## The problem
Below are the records. How many of their lines contain "this"? Give only the number.

= = = = =

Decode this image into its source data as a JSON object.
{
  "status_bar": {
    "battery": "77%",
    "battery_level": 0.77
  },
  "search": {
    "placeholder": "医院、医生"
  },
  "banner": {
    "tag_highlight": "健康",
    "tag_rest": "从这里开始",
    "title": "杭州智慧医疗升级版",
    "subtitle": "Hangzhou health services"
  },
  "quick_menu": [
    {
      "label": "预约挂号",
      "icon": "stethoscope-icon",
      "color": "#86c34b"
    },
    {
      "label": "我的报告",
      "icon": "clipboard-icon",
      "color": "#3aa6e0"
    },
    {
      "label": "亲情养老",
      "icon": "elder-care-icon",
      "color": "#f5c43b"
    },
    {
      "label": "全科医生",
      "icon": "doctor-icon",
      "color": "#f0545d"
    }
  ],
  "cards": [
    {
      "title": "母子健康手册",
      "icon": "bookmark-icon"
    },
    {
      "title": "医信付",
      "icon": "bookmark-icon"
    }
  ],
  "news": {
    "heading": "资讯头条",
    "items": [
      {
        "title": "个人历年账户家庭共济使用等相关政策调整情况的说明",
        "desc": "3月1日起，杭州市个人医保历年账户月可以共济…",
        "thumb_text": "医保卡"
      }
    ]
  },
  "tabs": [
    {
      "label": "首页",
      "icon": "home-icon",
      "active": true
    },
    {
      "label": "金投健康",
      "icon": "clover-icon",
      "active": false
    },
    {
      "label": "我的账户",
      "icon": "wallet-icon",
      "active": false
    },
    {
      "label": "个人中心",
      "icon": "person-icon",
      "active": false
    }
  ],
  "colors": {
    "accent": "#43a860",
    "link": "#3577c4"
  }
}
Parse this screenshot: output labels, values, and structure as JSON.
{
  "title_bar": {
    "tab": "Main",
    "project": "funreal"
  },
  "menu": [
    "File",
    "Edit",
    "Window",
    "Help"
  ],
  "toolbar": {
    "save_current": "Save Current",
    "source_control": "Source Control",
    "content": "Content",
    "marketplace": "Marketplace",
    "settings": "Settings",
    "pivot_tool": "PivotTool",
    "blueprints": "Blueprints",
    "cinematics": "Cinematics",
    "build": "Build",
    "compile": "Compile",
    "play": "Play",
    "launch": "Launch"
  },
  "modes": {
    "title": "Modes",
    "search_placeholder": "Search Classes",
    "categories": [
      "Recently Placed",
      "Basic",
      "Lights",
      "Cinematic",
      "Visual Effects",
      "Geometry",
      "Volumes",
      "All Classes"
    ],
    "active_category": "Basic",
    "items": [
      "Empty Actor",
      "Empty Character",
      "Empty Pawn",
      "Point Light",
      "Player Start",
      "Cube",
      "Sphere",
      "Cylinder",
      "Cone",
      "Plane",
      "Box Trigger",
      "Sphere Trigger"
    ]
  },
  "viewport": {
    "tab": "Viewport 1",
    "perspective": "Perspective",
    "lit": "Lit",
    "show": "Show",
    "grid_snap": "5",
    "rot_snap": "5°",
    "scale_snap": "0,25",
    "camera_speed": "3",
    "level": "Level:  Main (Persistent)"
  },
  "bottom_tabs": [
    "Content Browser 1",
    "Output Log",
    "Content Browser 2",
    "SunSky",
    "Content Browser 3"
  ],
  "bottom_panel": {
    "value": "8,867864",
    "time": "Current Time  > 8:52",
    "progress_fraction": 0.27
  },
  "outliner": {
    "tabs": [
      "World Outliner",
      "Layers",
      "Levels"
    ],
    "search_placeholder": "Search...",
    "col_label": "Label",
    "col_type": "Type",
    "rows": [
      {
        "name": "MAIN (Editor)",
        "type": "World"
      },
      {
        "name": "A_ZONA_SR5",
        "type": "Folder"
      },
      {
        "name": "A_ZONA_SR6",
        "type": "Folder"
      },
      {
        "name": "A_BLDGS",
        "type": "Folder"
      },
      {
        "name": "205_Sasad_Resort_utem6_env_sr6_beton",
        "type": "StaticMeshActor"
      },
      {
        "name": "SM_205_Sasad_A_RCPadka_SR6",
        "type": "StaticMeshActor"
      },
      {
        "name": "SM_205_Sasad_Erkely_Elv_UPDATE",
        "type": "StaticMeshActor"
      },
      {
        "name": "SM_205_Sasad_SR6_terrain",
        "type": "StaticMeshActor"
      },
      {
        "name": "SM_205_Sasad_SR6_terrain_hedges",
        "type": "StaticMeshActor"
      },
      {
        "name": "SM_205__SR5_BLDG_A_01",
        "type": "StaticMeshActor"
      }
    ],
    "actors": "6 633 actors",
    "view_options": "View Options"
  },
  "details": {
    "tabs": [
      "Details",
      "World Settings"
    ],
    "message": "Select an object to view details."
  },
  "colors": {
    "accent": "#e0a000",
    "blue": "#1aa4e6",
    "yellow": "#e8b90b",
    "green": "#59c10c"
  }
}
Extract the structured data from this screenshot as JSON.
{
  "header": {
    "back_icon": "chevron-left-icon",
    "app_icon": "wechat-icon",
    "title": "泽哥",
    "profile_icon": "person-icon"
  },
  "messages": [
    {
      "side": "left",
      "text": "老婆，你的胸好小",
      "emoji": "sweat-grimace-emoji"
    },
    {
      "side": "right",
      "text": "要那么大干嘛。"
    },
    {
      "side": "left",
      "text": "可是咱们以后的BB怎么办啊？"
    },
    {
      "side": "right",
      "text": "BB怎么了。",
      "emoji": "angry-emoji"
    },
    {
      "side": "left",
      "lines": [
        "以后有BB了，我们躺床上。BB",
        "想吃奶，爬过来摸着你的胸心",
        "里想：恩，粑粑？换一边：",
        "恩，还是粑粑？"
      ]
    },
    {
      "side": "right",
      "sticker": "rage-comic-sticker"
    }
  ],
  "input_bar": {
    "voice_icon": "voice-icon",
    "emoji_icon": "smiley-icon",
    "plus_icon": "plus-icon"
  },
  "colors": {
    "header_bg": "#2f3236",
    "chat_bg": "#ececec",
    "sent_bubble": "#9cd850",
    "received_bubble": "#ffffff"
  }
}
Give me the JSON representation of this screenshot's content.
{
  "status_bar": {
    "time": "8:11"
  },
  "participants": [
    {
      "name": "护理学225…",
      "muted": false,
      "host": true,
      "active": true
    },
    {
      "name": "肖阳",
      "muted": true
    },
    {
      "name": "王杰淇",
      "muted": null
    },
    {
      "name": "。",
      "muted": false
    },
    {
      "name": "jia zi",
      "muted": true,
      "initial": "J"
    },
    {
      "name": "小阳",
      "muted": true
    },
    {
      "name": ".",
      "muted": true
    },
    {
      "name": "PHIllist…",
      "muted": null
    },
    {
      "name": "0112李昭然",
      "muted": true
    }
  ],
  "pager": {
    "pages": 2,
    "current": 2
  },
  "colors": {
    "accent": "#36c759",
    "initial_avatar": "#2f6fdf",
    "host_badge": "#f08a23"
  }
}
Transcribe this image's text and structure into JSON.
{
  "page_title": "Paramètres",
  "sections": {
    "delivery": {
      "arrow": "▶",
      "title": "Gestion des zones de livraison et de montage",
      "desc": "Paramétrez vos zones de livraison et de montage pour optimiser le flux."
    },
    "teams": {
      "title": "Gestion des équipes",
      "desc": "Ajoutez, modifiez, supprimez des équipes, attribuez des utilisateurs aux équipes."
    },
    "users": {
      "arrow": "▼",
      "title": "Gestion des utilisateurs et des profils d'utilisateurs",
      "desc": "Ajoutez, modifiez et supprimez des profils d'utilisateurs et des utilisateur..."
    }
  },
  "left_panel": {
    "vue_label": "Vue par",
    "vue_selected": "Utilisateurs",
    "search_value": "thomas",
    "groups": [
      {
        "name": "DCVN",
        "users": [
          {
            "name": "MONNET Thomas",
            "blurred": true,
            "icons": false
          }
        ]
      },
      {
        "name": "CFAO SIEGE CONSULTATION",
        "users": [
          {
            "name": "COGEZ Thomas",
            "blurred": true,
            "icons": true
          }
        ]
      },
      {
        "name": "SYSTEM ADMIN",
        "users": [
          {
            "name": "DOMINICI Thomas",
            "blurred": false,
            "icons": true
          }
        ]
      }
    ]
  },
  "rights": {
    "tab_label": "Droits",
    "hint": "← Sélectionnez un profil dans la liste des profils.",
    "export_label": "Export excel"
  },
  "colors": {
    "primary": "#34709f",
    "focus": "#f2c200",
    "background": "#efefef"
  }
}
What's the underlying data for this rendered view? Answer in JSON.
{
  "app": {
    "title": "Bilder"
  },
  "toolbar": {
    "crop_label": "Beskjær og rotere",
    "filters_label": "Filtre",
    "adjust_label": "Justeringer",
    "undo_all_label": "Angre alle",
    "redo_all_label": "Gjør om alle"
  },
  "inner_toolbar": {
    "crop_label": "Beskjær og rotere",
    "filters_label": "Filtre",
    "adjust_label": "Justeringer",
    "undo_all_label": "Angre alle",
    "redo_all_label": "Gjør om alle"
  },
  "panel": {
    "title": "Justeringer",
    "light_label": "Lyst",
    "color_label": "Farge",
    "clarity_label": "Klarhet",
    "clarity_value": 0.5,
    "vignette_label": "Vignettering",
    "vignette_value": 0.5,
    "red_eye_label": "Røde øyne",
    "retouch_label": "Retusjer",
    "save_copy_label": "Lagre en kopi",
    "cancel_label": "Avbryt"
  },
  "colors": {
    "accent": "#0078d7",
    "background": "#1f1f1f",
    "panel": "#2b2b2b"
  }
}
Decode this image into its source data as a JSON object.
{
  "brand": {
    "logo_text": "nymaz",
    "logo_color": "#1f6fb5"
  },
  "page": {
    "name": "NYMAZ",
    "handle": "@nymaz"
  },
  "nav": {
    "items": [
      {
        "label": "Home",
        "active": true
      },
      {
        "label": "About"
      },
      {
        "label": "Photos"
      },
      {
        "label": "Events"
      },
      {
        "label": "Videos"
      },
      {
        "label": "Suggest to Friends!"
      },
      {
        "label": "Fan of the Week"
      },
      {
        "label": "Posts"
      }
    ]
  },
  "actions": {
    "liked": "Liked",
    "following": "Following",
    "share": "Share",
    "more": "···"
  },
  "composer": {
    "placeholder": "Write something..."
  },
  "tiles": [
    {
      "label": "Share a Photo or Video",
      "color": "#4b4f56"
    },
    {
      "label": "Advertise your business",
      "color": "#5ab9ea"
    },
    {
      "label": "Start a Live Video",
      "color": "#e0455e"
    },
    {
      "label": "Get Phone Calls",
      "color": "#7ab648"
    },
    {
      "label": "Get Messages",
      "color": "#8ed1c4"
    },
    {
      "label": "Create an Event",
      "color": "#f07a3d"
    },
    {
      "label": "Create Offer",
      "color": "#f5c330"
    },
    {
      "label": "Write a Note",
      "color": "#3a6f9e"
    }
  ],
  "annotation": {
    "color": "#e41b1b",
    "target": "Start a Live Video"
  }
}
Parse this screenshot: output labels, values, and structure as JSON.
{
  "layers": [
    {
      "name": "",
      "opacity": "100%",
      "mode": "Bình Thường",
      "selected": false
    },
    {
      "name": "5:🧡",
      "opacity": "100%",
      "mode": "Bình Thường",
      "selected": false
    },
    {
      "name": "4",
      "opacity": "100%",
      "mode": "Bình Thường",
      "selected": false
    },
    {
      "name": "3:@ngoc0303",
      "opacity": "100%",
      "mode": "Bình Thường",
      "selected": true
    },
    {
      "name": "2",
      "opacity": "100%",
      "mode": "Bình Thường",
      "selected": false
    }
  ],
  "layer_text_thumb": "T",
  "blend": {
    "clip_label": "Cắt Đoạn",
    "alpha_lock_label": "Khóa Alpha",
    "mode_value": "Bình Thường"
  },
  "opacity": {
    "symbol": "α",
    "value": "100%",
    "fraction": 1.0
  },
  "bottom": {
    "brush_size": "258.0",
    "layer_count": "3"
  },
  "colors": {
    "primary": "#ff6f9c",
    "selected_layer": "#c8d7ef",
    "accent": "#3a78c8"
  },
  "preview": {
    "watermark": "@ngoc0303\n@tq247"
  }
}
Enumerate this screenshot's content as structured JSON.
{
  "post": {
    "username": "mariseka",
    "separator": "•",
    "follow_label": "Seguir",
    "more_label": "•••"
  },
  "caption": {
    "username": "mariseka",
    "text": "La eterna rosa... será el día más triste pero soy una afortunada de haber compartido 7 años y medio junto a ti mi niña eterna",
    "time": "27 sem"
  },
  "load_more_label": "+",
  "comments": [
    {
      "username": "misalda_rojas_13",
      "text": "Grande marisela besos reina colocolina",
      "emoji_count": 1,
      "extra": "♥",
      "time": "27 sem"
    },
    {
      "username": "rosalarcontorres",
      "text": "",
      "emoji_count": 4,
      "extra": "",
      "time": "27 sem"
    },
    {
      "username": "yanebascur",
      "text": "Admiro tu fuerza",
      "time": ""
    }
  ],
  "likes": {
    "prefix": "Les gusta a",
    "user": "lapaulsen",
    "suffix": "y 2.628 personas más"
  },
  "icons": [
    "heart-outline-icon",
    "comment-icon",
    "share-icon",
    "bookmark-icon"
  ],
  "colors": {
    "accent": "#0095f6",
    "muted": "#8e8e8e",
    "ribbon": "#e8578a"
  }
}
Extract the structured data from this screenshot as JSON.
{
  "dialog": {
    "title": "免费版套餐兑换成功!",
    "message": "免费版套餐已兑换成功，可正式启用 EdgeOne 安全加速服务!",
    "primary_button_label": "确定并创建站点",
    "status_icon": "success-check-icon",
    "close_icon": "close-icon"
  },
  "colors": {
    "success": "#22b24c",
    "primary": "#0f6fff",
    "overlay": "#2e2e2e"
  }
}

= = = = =

## Task output
10